**The task:** What you return should match the data below exactly, with no pictures in it.
Extracted material section start
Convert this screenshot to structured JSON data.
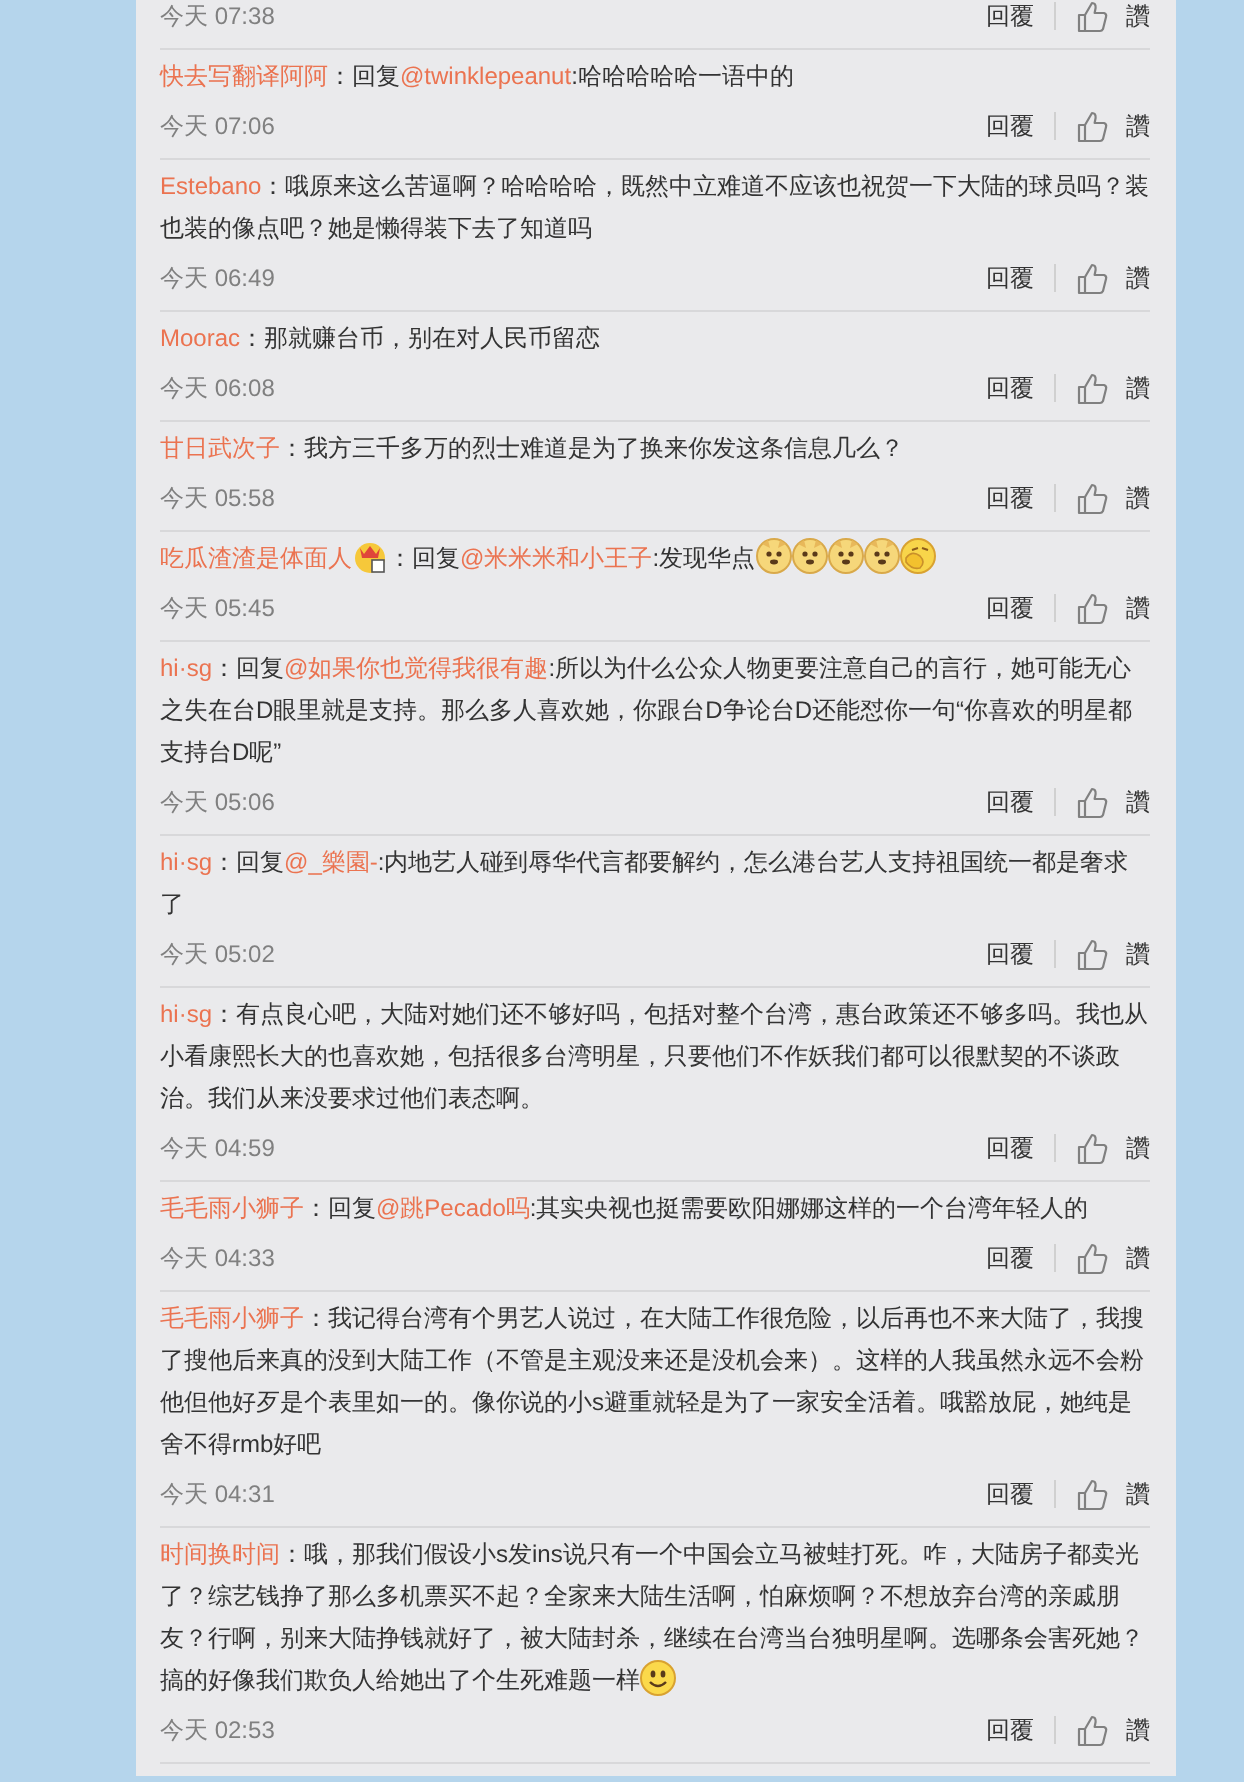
{
  "comments": [
    {
      "time": "今天 07:38",
      "reply_button": "回覆",
      "like_button": "讚"
    },
    {
      "user": "快去写翻译阿阿",
      "colon": "：",
      "reply_label": "回复",
      "mention": "@twinklepeanut",
      "text": ":哈哈哈哈哈一语中的",
      "time": "今天 07:06",
      "reply_button": "回覆",
      "like_button": "讚"
    },
    {
      "user": "Estebano",
      "colon": "：",
      "text": "哦原来这么苦逼啊？哈哈哈哈，既然中立难道不应该也祝贺一下大陆的球员吗？装也装的像点吧？她是懒得装下去了知道吗",
      "time": "今天 06:49",
      "reply_button": "回覆",
      "like_button": "讚"
    },
    {
      "user": "Moorac",
      "colon": "：",
      "text": "那就赚台币，别在对人民币留恋",
      "time": "今天 06:08",
      "reply_button": "回覆",
      "like_button": "讚"
    },
    {
      "user": "甘日武次子",
      "colon": "：",
      "text": "我方三千多万的烈士难道是为了换来你发这条信息几么？",
      "time": "今天 05:58",
      "reply_button": "回覆",
      "like_button": "讚"
    },
    {
      "user": "吃瓜渣渣是体面人",
      "badge": true,
      "colon": "：",
      "reply_label": "回复",
      "mention": "@米米米和小王子",
      "text": ":发现华点",
      "emoticons": [
        {
          "kind": "doge"
        },
        {
          "kind": "doge"
        },
        {
          "kind": "doge"
        },
        {
          "kind": "doge"
        },
        {
          "kind": "hide"
        }
      ],
      "time": "今天 05:45",
      "reply_button": "回覆",
      "like_button": "讚"
    },
    {
      "user": "hi·sg",
      "colon": "：",
      "reply_label": "回复",
      "mention": "@如果你也觉得我很有趣",
      "text": ":所以为什么公众人物更要注意自己的言行，她可能无心之失在台D眼里就是支持。那么多人喜欢她，你跟台D争论台D还能怼你一句“你喜欢的明星都支持台D呢”",
      "time": "今天 05:06",
      "reply_button": "回覆",
      "like_button": "讚"
    },
    {
      "user": "hi·sg",
      "colon": "：",
      "reply_label": "回复",
      "mention": "@_樂園-",
      "text": ":内地艺人碰到辱华代言都要解约，怎么港台艺人支持祖国统一都是奢求了",
      "time": "今天 05:02",
      "reply_button": "回覆",
      "like_button": "讚"
    },
    {
      "user": "hi·sg",
      "colon": "：",
      "text": "有点良心吧，大陆对她们还不够好吗，包括对整个台湾，惠台政策还不够多吗。我也从小看康熙长大的也喜欢她，包括很多台湾明星，只要他们不作妖我们都可以很默契的不谈政治。我们从来没要求过他们表态啊。",
      "time": "今天 04:59",
      "reply_button": "回覆",
      "like_button": "讚"
    },
    {
      "user": "毛毛雨小狮子",
      "colon": "：",
      "reply_label": "回复",
      "mention": "@跳Pecado吗",
      "text": ":其实央视也挺需要欧阳娜娜这样的一个台湾年轻人的",
      "time": "今天 04:33",
      "reply_button": "回覆",
      "like_button": "讚"
    },
    {
      "user": "毛毛雨小狮子",
      "colon": "：",
      "text": "我记得台湾有个男艺人说过，在大陆工作很危险，以后再也不来大陆了，我搜了搜他后来真的没到大陆工作（不管是主观没来还是没机会来）。这样的人我虽然永远不会粉他但他好歹是个表里如一的。像你说的小s避重就轻是为了一家安全活着。哦豁放屁，她纯是舍不得rmb好吧",
      "time": "今天 04:31",
      "reply_button": "回覆",
      "like_button": "讚"
    },
    {
      "user": "时间换时间",
      "colon": "：",
      "text": "哦，那我们假设小s发ins说只有一个中国会立马被蛙打死。咋，大陆房子都卖光了？综艺钱挣了那么多机票买不起？全家来大陆生活啊，怕麻烦啊？不想放弃台湾的亲戚朋友？行啊，别来大陆挣钱就好了，被大陆封杀，继续在台湾当台独明星啊。选哪条会害死她？搞的好像我们欺负人给她出了个生死难题一样",
      "emoticons": [
        {
          "kind": "smile"
        }
      ],
      "time": "今天 02:53",
      "reply_button": "回覆",
      "like_button": "讚"
    }
  ]
}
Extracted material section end
**Output:**
Convert this screenshot to structured JSON data.
{
  "comments": [
    {
      "time": "今天 07:38",
      "reply_button": "回覆",
      "like_button": "讚"
    },
    {
      "user": "快去写翻译阿阿",
      "colon": "：",
      "reply_label": "回复",
      "mention": "@twinklepeanut",
      "text": ":哈哈哈哈哈一语中的",
      "time": "今天 07:06",
      "reply_button": "回覆",
      "like_button": "讚"
    },
    {
      "user": "Estebano",
      "colon": "：",
      "text": "哦原来这么苦逼啊？哈哈哈哈，既然中立难道不应该也祝贺一下大陆的球员吗？装也装的像点吧？她是懒得装下去了知道吗",
      "time": "今天 06:49",
      "reply_button": "回覆",
      "like_button": "讚"
    },
    {
      "user": "Moorac",
      "colon": "：",
      "text": "那就赚台币，别在对人民币留恋",
      "time": "今天 06:08",
      "reply_button": "回覆",
      "like_button": "讚"
    },
    {
      "user": "甘日武次子",
      "colon": "：",
      "text": "我方三千多万的烈士难道是为了换来你发这条信息几么？",
      "time": "今天 05:58",
      "reply_button": "回覆",
      "like_button": "讚"
    },
    {
      "user": "吃瓜渣渣是体面人",
      "badge": true,
      "colon": "：",
      "reply_label": "回复",
      "mention": "@米米米和小王子",
      "text": ":发现华点",
      "emoticons": [
        {
          "kind": "doge"
        },
        {
          "kind": "doge"
        },
        {
          "kind": "doge"
        },
        {
          "kind": "doge"
        },
        {
          "kind": "hide"
        }
      ],
      "time": "今天 05:45",
      "reply_button": "回覆",
      "like_button": "讚"
    },
    {
      "user": "hi·sg",
      "colon": "：",
      "reply_label": "回复",
      "mention": "@如果你也觉得我很有趣",
      "text": ":所以为什么公众人物更要注意自己的言行，她可能无心之失在台D眼里就是支持。那么多人喜欢她，你跟台D争论台D还能怼你一句“你喜欢的明星都支持台D呢”",
      "time": "今天 05:06",
      "reply_button": "回覆",
      "like_button": "讚"
    },
    {
      "user": "hi·sg",
      "colon": "：",
      "reply_label": "回复",
      "mention": "@_樂園-",
      "text": ":内地艺人碰到辱华代言都要解约，怎么港台艺人支持祖国统一都是奢求了",
      "time": "今天 05:02",
      "reply_button": "回覆",
      "like_button": "讚"
    },
    {
      "user": "hi·sg",
      "colon": "：",
      "text": "有点良心吧，大陆对她们还不够好吗，包括对整个台湾，惠台政策还不够多吗。我也从小看康熙长大的也喜欢她，包括很多台湾明星，只要他们不作妖我们都可以很默契的不谈政治。我们从来没要求过他们表态啊。",
      "time": "今天 04:59",
      "reply_button": "回覆",
      "like_button": "讚"
    },
    {
      "user": "毛毛雨小狮子",
      "colon": "：",
      "reply_label": "回复",
      "mention": "@跳Pecado吗",
      "text": ":其实央视也挺需要欧阳娜娜这样的一个台湾年轻人的",
      "time": "今天 04:33",
      "reply_button": "回覆",
      "like_button": "讚"
    },
    {
      "user": "毛毛雨小狮子",
      "colon": "：",
      "text": "我记得台湾有个男艺人说过，在大陆工作很危险，以后再也不来大陆了，我搜了搜他后来真的没到大陆工作（不管是主观没来还是没机会来）。这样的人我虽然永远不会粉他但他好歹是个表里如一的。像你说的小s避重就轻是为了一家安全活着。哦豁放屁，她纯是舍不得rmb好吧",
      "time": "今天 04:31",
      "reply_button": "回覆",
      "like_button": "讚"
    },
    {
      "user": "时间换时间",
      "colon": "：",
      "text": "哦，那我们假设小s发ins说只有一个中国会立马被蛙打死。咋，大陆房子都卖光了？综艺钱挣了那么多机票买不起？全家来大陆生活啊，怕麻烦啊？不想放弃台湾的亲戚朋友？行啊，别来大陆挣钱就好了，被大陆封杀，继续在台湾当台独明星啊。选哪条会害死她？搞的好像我们欺负人给她出了个生死难题一样",
      "emoticons": [
        {
          "kind": "smile"
        }
      ],
      "time": "今天 02:53",
      "reply_button": "回覆",
      "like_button": "讚"
    }
  ]
}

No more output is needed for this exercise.